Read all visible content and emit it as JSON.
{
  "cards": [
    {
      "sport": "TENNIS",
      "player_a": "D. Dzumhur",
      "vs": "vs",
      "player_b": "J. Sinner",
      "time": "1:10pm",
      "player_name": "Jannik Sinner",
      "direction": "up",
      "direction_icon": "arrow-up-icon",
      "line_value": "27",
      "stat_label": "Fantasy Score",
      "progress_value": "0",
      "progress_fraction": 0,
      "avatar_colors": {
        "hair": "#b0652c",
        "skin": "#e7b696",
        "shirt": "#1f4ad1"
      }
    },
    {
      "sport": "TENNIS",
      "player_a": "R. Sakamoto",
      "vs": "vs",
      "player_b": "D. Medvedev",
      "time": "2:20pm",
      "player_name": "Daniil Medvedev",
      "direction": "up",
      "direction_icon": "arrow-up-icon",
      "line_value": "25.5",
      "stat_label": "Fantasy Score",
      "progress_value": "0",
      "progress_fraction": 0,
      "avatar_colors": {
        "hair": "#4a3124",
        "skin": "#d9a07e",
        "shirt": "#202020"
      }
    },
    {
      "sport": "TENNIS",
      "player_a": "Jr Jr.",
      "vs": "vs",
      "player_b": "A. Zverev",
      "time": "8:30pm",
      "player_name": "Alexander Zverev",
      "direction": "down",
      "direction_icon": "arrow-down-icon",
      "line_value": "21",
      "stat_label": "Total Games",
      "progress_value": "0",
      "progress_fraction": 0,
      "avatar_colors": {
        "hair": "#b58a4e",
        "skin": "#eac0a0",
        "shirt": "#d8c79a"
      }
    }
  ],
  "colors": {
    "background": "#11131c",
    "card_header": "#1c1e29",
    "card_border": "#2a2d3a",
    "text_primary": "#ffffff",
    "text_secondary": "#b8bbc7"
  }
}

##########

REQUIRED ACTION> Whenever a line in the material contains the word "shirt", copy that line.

RESULT FOR THIS TASK>
        "shirt": "#1f4ad1"
        "shirt": "#202020"
        "shirt": "#d8c79a"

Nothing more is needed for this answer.